12) The respondent established loss from the breach of clause 4.5 of the Hire Agreement for the loss of 200 flying hours in the sum of USD 43,290. It also established loss for the replacement of safety items, a cargo pod and the value of the second hand engine not returned in the sum of USD 29,795. In total the respondent is awarded damages against Island Air in the sum of USD 73,085.00.

13) Next the appellants contended that neither of them are responsible for the delay of the sale of the aircraft and its consequent devaluation. This is nonsensical. By their defence and counter-claim, until they were struck out, the appellants asserted a lien over the engine fitted into the aircraft. The appellants went further on 18th August 2015 and obtained an order from the Supreme Court to restrain Saratoga from removing the aircraft from Vanuatu and from dealing with it in anyway. It is clear that the delay in the sale of the aircraft and its devaluation was occasioned by these actions of the appellants.

14) Based on the accepted evidence relating to the delay in the sale of the aircraft, lost opportunity costs, additional interests and corporate costs, necessary repairs and maintenance, Saratoga suffered additional loss of USD 49,181.04. To this figure must be added the loss of value of the aircraft during the period of delay. From Mr Erceg’s evidence in July 2015 the aircraft was valued at USD 150,000.00. In May 2018 when it was sold it was valued at $65,000.00. Accordingly the loss on sale was USD 85,000.00 giving the total damages for which the First and Second appellants are jointly and severally liable to be USD 134,181.04.

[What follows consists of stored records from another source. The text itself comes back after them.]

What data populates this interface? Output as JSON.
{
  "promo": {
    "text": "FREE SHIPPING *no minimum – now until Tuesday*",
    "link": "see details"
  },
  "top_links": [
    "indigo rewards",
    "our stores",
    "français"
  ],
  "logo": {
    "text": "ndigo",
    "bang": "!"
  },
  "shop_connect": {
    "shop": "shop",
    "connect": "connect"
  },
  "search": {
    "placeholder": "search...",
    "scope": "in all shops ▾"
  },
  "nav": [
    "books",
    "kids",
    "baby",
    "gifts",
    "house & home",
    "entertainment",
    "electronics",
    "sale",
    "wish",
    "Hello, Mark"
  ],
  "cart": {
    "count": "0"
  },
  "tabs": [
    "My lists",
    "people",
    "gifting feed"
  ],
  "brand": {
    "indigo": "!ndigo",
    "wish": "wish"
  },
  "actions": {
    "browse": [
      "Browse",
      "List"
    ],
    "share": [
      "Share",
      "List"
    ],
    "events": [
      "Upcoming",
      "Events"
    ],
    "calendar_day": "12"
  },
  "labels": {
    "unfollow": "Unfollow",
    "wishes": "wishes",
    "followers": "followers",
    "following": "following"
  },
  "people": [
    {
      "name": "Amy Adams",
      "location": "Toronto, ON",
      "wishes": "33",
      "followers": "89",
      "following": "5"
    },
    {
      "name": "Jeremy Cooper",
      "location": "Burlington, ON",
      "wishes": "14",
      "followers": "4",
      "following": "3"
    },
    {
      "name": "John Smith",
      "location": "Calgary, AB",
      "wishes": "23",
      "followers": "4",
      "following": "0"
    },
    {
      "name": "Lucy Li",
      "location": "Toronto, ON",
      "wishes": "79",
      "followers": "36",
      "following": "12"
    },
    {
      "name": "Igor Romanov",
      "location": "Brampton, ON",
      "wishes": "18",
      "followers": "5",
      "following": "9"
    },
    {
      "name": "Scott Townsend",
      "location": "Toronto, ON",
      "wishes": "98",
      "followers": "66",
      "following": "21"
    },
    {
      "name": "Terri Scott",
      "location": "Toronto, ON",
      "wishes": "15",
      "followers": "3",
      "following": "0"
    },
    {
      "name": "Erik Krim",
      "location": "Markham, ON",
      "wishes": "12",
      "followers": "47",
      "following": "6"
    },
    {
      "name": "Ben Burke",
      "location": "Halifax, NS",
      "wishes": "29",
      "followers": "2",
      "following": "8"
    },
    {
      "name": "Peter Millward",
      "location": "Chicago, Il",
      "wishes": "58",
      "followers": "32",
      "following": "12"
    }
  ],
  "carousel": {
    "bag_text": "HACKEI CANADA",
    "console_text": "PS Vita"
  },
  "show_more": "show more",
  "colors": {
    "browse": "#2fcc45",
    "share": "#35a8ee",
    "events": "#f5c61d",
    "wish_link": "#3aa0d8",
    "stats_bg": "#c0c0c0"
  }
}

The Result

15) Accordingly we allow the appeal to this extent:

I. There will be judgment in favour of Saratoga Limited against Island Air Limited in the sum of USD 73,085.00.

II. Judgment is entered also in favour of Saratoga Limited against Island Air Limited and Matthew Erceg jointly and severally in the sum of USD 134,181,04.


16) Costs to the respondent to be taxed on the standard basis failing agreement.

DATED at Port Vila this 15th day of November, 2019


Vincent Lunabek
Chief Justice